By Sarah Bay-Cheng
In the wake of the so-called "digital revolution," media and technology affect not only performance practices, but also how the history of those practices can be documented, analyzed, and shared. The last several years have seen significant increases in digital research and scholarship projects as well as more official recognition throughout the field, including special issues and edited collections dedicated to the digital humanities in theatre and performance studies research. At the same time, digital technologies offer new approaches to history that may themselves resemble performance. These histories need not be only linear, narrative historiography, but can enable a conception of historiography that exists in multiple places at once, incorporates many voices (some contradictory), and is distributed, sometimes bodily, among multiple perspectives. This essay considers both the distinctions between digital performance and digital methodologies in performance history and historiography, and how these changing digital practices—both methodological and creative—are shaping both the history of performance and history as performance. It responds to larger trends in digital methods affecting not only in academia, but also in contemporary culture more broadly.

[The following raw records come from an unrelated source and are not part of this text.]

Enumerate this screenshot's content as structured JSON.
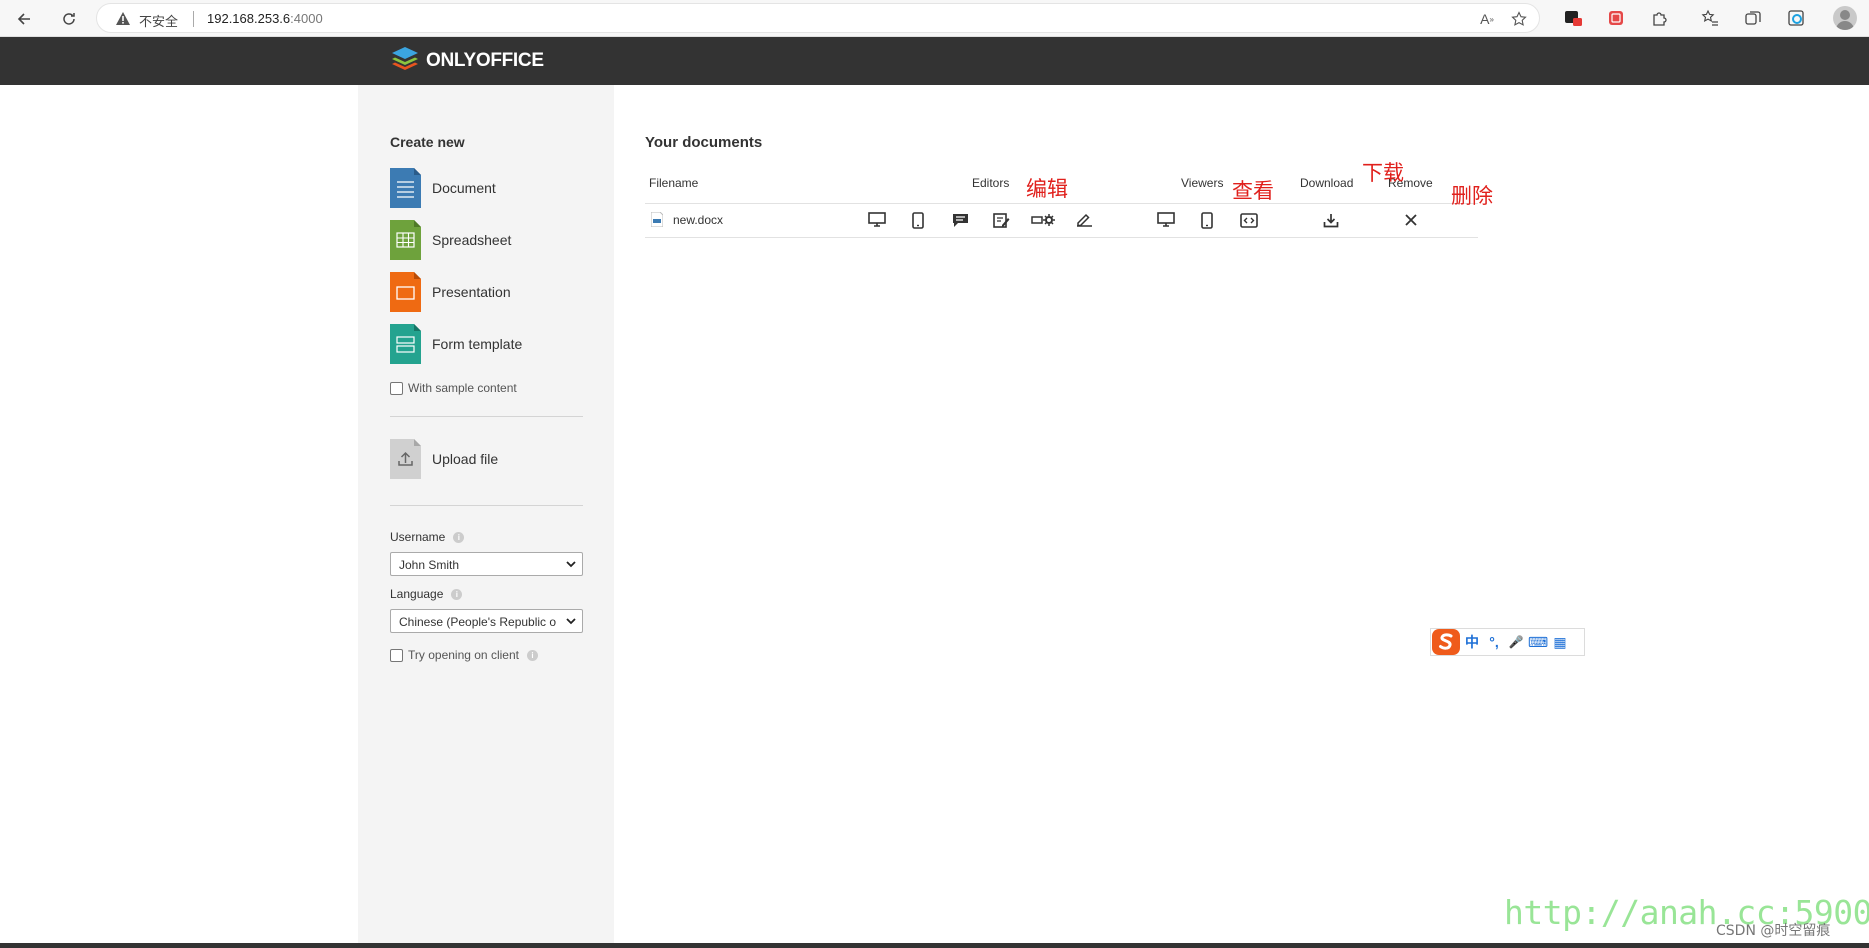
{
  "browser": {
    "insecure_label": "不安全",
    "url_host": "192.168.253.6",
    "url_port": ":4000"
  },
  "header": {
    "logo_text": "ONLYOFFICE"
  },
  "sidebar": {
    "create_title": "Create new",
    "items": [
      {
        "label": "Document",
        "color": "#3c7bb3"
      },
      {
        "label": "Spreadsheet",
        "color": "#6ea23c"
      },
      {
        "label": "Presentation",
        "color": "#ef6a12"
      },
      {
        "label": "Form template",
        "color": "#24a38f"
      }
    ],
    "sample_label": "With sample content",
    "upload_label": "Upload file",
    "username_label": "Username",
    "username_value": "John Smith",
    "language_label": "Language",
    "language_value": "Chinese (People's Republic o",
    "try_client_label": "Try opening on client"
  },
  "main": {
    "title": "Your documents",
    "columns": {
      "filename": "Filename",
      "editors": "Editors",
      "viewers": "Viewers",
      "download": "Download",
      "remove": "Remove"
    },
    "files": [
      {
        "name": "new.docx"
      }
    ]
  },
  "annotations": {
    "edit": "编辑",
    "view": "查看",
    "download": "下载",
    "delete": "删除"
  },
  "ime": {
    "items": [
      "中",
      "°,",
      "🎤",
      "⌨",
      "▦"
    ]
  },
  "watermark": {
    "url": "http://anah.cc:5900",
    "credit": "CSDN @时空留痕"
  }
}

The convergence of these inquiries into digital history and theatre culminates in a case study of the Decision Points Theater at the George W. Bush Presidential Museum and Library in Dallas, Texas, where the recent history of the Bush presidency can be played out in real time by visitors through digital, performative displays.